Fishermen take control of their future

Scarborough fishermen are taking the future into their own hands and setting up a cooperative in the hope of getting a better price for their fish.

The group, which is set to start in the next couple of weeks, will be called Scarborough Fishermen’s Cooperative and is being supported by the Department for Environment, Food and Rural Affairs (Defra).

The initiative came about as part of Defra’s work to help the “under 10” fleet - boats under 10 metres - which make up 74 per cent of the fleet across Britain, but only get four per cent of the quota.

The Government department has made support and funding available for these fishermen, which has resulted in some successful cooperatives being set up, particularly in the south of England.

Now, a five-strong group in Scarborough have decided to take the opportunity as a way of fighting back against the tough times the industry has faced in recent years.

Bob Roberts, owner of Capernaum which fishes out of Scarborough, said: “It will mean people being able to come and buy the product direct from us on the pier.

“We are hoping to get grant money for a van and it would be nice to have a shop.

“It will also give us the ability to look at different markets.”

Mr Roberts added that other ideas include issuing buyers, such as hotels and restaurants, with a sticker to display on their premises to show they buy local fish.

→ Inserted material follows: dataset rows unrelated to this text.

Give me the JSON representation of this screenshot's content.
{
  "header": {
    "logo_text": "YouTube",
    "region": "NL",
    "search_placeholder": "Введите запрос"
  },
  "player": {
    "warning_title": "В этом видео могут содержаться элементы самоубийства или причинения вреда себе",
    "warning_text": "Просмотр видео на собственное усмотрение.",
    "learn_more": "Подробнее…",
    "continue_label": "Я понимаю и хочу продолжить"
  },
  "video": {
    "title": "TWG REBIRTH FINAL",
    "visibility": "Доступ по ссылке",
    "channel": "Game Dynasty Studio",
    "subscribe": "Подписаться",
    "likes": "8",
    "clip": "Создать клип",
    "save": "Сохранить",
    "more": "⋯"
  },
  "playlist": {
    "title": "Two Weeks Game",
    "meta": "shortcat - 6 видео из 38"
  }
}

Then if establishments say they’re using local fish and in reality they’re not, Defra can take action.

He also said: “We want to put a tag on every lobster with the name of the boat which landed it, with a QR code for people to scan so they can see the boat online.

“People are interested in where their food has come from.”

Malcolm Ward, who has been fishing for nearly 40 years, is also a founder member of the cooperative.

He said: “We’re in a catch 22 situation now. We’re on the quota system, but we’re not given much quota to play around with, so we have to try and maximise the price.

“We can only land so much, so on our own we can’t give people the quantities that they want.”

Mr Ward added: “It’s tough times now. We’re trying to work with what we’ve got.

“The bigger buyers have moved on to imported fish and stayed with it.”

Mick Handley, who has the vessel Venture, is also taking part in the initiative.

He said: “We need to get better prices and maximise our profit.

“Crabs and lobsters are as cheap to buy as they’ve ever been, but our costs have gone through the roof.”

The cooperative’s other members include Dave Cook, who has the Elvina, and Kenny Chapman, who has Who Cares.

The group is soon meeting with Scarborough Council and Defra to discuss this project and other developments in the pipeline at West Pier.